In this newly discovered "third" of a book by one of the
most influential literary critics of the postwar period, an elderly
poet and novelist turned distinguished mathematical physicist
embroils himself in a principled but somewhat absurd conflict,
complicating the lives of his admirers. These memorable characters
include a beautiful short-story writer; the director of a private
foundation and a compromised man of letters; the headmaster of a
private school; a wealthy, progressive couple; an au pair from the
foundation director's household; and an untried literary man
from the Midwest, drawn from Lionel Trilling's own life
experiences. "The Journey Abandoned" was supposed to be a
novel about the anomalies of heroic action in a conformist age.

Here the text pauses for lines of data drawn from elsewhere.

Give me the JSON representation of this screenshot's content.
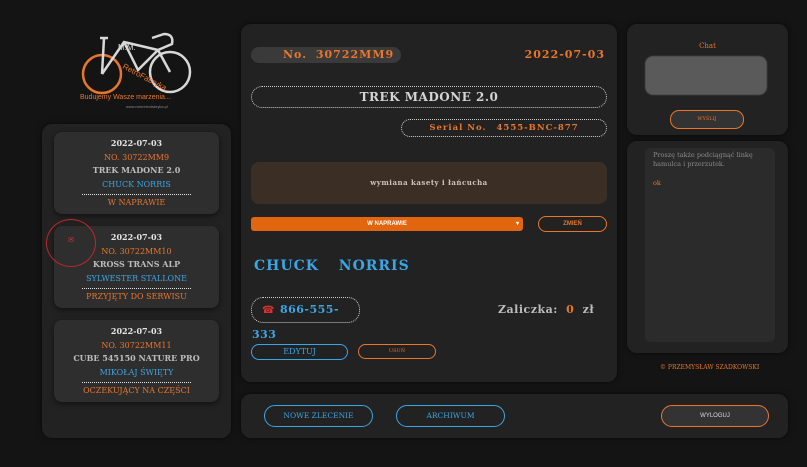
{
  "logo": {
    "brand_top": "M.M.",
    "brand_name": "RetroFabryka",
    "tagline": "Budujemy Wasze marzenia...",
    "url": "www.mmretrofabryka.pl"
  },
  "sidebar": {
    "orders": [
      {
        "date": "2022-07-03",
        "number": "NO. 30722MM9",
        "model": "TREK MADONE 2.0",
        "client": "CHUCK NORRIS",
        "status": "W NAPRAWIE"
      },
      {
        "date": "2022-07-03",
        "number": "NO. 30722MM10",
        "model": "KROSS TRANS ALP",
        "client": "SYLWESTER STALLONE",
        "status": "PRZYJĘTY DO SERWISU"
      },
      {
        "date": "2022-07-03",
        "number": "NO. 30722MM11",
        "model": "CUBE 545150 NATURE PRO",
        "client": "MIKOŁAJ ŚWIĘTY",
        "status": "OCZEKUJĄCY NA CZĘŚCI"
      }
    ],
    "cursor_glyph": "✉"
  },
  "order": {
    "number_label": "No.",
    "number": "30722MM9",
    "date": "2022-07-03",
    "model": "TREK MADONE 2.0",
    "serial_label": "Serial No.",
    "serial": "4555-BNC-877",
    "description": "wymiana kasety i łańcucha",
    "status": "W NAPRAWIE",
    "change_button": "ZMIEŃ",
    "client_first": "CHUCK",
    "client_last": "NORRIS",
    "phone_icon": "☎",
    "phone": "866-555-333",
    "deposit_label": "Zaliczka:",
    "deposit_value": "0",
    "deposit_currency": "zł",
    "edit_button": "EDYTUJ",
    "delete_button": "USUŃ"
  },
  "chat": {
    "title": "Chat",
    "send_button": "WYŚLIJ",
    "messages": [
      {
        "text": "Proszę także podciągnąć linkę hamulca i przerzutek.",
        "color": "#8a8a8a"
      },
      {
        "text": "ok",
        "color": "#e8762b"
      }
    ]
  },
  "footer": {
    "copyright": "© PRZEMYSŁAW SZADKOWSKI",
    "new_order": "NOWE ZLECENIE",
    "archive": "ARCHIWUM",
    "logout": "WYLOGUJ"
  },
  "colors": {
    "accent_orange": "#e8762b",
    "accent_blue": "#3ba6e6",
    "background": "#141414",
    "panel": "#222222"
  }
}
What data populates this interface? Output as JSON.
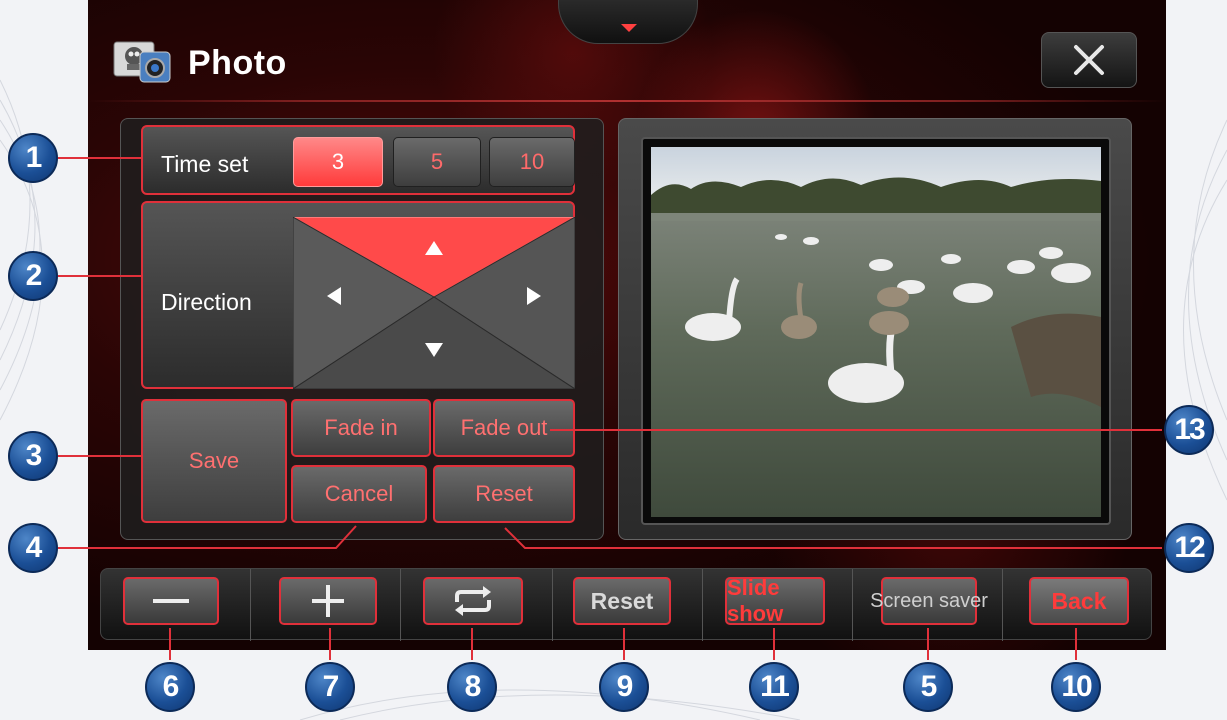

Instead, it presents an extremely personal portrait of the life of
letters in America.